Metro Vancouver’s visible minorities account for approximately 40% of the region’s
population including a large number of Indo-Canadians. Given this demographic, it
has always been a mystery to me why more of our diverse population is not represented
on Vancouver’s stages. While this is slowly changing, there have been few mainstream
theatre productions that represent this population transformation and resulting
shift in our cultural landscape. Hopefully that is about to change starting with
the Arts Club’s production of My Granny the Goldfish, currently on stage
at the newly remodeled Revue Stage on Granville Island.
Nico (Shaker Paleja) arrived in Vancouver two years ago from his native India.
A hypochondriac, his worst fears are realized as he ends up in hospital. Insisting
that his family does not come from India to visit him in hospital, his Granny (Balinder
Johal) arrives just the same. At first a little angry that she has come, we soon
learn that there is a special bond between the two. Besides, Granny has her own
personal reason for coming.
Back in India, Nico’s parents Dara (David Adams) and Farzeen (Veena Sood) wait
impatiently for an update from Granny. When the call finally comes through though
it is not what is expected and Nico’s parents jump on a plane to Vancouver.
While at times quite funny (one of the funnier lines early in the show has Granny
talking about the invasion of big-box retail into India: “The Gap – come buy
something your own children have made”) and at other times touching, My
Granny the Goldfish does suffer somewhat from a clear focus. It takes Playwright
Anosh Irani a long time to actually get to the point and while the journey, for
the most part, is fun, I would have much preferred to have had some of the conflict
earlier as it felt rushed when some of the family issues are ultimately revealed.
The relationship between Nico and his Granny is supposed to be a special one,
but I didn’t always find the emotional connection; the physical connection between
the two was there, although most times it was played for laughs. This was particularly
evident during the penultimate scene where the physical contact was at its greatest,
and most beautiful, but I just couldn’t get that emotional bond.
The relationship between Nico’s parents is played almost entirely for its comedy

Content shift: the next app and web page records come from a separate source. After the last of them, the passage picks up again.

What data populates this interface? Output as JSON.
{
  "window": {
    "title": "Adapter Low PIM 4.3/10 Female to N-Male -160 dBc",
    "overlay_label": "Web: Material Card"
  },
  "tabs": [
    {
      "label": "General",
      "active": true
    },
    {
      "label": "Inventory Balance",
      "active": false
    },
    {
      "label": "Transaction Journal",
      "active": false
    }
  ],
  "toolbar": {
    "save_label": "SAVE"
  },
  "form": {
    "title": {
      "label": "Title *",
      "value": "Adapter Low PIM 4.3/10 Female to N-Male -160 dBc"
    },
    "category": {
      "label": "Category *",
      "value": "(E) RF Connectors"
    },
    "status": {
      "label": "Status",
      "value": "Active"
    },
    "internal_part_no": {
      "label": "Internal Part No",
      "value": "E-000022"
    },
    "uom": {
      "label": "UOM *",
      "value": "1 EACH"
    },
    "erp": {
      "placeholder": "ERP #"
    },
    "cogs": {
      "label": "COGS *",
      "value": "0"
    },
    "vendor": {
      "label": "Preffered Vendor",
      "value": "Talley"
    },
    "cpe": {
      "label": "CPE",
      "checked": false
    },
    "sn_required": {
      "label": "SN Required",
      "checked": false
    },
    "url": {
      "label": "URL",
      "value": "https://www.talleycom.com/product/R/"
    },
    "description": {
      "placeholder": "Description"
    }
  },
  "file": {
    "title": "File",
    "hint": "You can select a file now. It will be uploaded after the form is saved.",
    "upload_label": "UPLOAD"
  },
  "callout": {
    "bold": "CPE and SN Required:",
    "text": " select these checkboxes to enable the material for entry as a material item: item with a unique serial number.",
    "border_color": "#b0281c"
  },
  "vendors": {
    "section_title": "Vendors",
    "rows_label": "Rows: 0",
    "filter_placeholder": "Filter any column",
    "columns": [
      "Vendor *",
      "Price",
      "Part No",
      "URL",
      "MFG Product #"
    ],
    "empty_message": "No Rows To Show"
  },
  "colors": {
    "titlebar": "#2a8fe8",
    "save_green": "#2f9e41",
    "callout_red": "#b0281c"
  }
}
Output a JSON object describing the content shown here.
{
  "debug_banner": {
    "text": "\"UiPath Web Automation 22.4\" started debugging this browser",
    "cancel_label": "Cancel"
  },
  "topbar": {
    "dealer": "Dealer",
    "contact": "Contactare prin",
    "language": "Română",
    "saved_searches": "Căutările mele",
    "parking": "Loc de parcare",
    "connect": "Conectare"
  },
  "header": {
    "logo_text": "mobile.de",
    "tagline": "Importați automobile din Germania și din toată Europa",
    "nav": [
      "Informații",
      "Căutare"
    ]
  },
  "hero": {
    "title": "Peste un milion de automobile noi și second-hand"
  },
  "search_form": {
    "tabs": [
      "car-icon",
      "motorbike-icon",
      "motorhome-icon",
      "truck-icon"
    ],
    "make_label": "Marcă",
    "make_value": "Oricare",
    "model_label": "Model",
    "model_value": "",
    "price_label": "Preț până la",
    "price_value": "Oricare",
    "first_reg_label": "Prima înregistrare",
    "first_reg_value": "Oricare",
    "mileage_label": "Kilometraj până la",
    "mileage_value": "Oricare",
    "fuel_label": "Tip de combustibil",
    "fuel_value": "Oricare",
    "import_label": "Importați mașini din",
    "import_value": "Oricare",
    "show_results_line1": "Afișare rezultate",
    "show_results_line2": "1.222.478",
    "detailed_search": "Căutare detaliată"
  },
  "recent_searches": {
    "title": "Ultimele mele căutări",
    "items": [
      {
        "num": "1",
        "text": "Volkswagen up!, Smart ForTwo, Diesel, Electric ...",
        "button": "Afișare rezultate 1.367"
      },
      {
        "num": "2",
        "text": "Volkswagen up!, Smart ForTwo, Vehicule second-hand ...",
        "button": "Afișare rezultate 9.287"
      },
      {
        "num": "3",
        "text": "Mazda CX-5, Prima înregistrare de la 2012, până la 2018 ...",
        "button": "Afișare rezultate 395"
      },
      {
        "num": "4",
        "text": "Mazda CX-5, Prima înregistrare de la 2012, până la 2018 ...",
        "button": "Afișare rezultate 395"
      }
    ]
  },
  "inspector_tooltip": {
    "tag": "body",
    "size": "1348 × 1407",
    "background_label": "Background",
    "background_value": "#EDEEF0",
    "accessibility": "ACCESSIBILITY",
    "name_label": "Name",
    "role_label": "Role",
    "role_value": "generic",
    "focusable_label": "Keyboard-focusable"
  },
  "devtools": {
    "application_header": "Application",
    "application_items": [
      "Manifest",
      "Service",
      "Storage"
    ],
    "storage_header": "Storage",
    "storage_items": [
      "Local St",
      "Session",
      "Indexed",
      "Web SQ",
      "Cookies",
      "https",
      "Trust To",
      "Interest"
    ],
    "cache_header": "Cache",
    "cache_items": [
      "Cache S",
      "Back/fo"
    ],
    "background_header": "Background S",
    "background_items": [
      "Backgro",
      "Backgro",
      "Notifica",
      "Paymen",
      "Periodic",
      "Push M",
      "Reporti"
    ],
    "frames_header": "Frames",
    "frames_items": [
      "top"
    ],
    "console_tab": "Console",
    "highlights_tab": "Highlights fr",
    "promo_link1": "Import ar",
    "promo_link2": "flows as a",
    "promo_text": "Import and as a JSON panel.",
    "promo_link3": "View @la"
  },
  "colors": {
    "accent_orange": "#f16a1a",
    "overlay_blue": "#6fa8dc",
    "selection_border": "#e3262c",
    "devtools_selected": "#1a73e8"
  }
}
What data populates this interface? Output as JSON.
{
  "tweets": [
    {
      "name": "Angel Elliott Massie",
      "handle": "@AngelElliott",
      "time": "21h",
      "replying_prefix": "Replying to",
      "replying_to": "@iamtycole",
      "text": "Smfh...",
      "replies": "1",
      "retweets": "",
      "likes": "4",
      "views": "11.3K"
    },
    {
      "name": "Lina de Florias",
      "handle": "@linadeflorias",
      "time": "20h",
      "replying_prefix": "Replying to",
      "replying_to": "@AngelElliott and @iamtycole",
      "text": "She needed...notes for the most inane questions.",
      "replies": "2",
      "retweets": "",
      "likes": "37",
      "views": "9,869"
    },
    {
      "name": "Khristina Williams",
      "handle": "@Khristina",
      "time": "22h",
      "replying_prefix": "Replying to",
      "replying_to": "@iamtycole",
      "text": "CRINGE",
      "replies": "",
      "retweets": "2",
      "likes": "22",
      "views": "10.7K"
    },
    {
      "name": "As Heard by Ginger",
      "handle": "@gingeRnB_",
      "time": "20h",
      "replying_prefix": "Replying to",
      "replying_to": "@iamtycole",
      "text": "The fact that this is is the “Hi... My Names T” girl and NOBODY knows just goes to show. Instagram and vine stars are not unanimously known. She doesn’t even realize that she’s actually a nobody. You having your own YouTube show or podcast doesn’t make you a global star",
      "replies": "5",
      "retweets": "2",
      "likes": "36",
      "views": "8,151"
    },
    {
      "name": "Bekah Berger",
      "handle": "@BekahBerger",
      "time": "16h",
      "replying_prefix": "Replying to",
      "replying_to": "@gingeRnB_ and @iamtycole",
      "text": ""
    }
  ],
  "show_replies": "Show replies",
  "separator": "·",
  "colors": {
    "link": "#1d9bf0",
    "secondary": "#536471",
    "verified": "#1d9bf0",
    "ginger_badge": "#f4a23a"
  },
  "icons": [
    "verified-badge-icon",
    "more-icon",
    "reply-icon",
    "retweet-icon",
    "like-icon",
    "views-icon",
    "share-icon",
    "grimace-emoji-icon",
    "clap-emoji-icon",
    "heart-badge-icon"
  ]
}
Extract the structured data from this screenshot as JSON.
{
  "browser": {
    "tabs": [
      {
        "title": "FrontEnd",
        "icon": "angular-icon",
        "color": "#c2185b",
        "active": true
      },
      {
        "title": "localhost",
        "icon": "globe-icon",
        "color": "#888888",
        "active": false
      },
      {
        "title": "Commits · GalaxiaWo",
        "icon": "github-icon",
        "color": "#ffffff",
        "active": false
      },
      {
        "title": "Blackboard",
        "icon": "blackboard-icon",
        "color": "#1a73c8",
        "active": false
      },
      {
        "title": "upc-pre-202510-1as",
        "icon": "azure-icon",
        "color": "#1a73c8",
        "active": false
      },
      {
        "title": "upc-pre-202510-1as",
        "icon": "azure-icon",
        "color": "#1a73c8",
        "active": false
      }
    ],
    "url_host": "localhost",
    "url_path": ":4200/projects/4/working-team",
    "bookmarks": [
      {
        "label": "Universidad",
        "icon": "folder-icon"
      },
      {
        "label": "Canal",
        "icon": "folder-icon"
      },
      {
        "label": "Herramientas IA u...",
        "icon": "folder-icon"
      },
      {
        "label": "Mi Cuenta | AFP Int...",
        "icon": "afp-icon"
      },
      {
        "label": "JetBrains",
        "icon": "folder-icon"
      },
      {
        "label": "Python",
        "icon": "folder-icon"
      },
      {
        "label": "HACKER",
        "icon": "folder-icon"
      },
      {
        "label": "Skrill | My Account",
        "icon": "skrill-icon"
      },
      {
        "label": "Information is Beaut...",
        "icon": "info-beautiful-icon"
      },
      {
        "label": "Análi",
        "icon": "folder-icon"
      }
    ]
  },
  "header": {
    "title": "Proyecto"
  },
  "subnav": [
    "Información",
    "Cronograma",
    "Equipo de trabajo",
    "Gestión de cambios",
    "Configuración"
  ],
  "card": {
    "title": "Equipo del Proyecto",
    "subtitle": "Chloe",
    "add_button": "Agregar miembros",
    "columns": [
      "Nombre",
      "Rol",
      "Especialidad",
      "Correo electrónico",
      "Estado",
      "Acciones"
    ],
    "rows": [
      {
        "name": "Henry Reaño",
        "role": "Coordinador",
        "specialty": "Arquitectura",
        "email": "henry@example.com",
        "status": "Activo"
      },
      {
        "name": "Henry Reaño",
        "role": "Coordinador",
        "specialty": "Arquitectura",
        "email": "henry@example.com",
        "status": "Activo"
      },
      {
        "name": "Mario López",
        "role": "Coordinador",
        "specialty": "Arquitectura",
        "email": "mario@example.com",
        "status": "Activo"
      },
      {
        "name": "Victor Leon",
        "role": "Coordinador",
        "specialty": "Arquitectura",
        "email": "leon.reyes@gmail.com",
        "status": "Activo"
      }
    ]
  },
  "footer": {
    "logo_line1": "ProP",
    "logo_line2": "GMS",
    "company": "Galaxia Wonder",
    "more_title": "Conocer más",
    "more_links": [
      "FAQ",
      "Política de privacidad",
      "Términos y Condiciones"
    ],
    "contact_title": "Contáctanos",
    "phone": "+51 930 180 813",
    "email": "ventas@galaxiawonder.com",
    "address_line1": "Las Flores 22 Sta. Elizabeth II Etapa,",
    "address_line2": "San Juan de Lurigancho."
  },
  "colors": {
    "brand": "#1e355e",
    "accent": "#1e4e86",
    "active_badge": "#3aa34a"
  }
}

with both Adams and Sood playing well for the laughs. I appreciated Director Lois
Anderson's efforts to highlight the similarities between mother and daughter, confirming
that indeed the mango doesn’t fall far from the tree.
The striking differences between the Vancouver hospital and the family home in
Bombay were helped immensely by Amir Ofek’s set design and Ted Roberts’ lighting.
Ofek captured the starkness of Nico’s hospital room with the sparse set and the
huge “hospital” curtain that separated it from the family home in Bombay. Likewise,
Roberts provided a great contrast with his institutional hospital lighting and the
wild and almost surreal home back in India.
In a recent interview with the Georgia Straight, Playwright Irani says this is
the most personal play he has written and while it doesn’t break any ground in race
relations, its quirky story reinforces the idea that the colour of your skin doesn’t
mean you are any less likely to grow up in a dysfunctional family. That, apparently,
Granny the Goldfish
Arts Club New Revue Stage
15 April – 15 May 2010
Hypochondria, claustrophobia, germaphobia—oh, my! When Nico, a young Indian student
in Vancouver, is hospitalized, his grandmother, armed with nothing more than a whiskey
bottle, arrives from Bombay. Despite Nico’s protests, her visit may be just the
cure-all he needs. Irreverently funny, My Granny the Goldfish is a tale
of finding truth and love in the midst of morphine and bedpans. Tickets
available online or by calling 604.687.1644.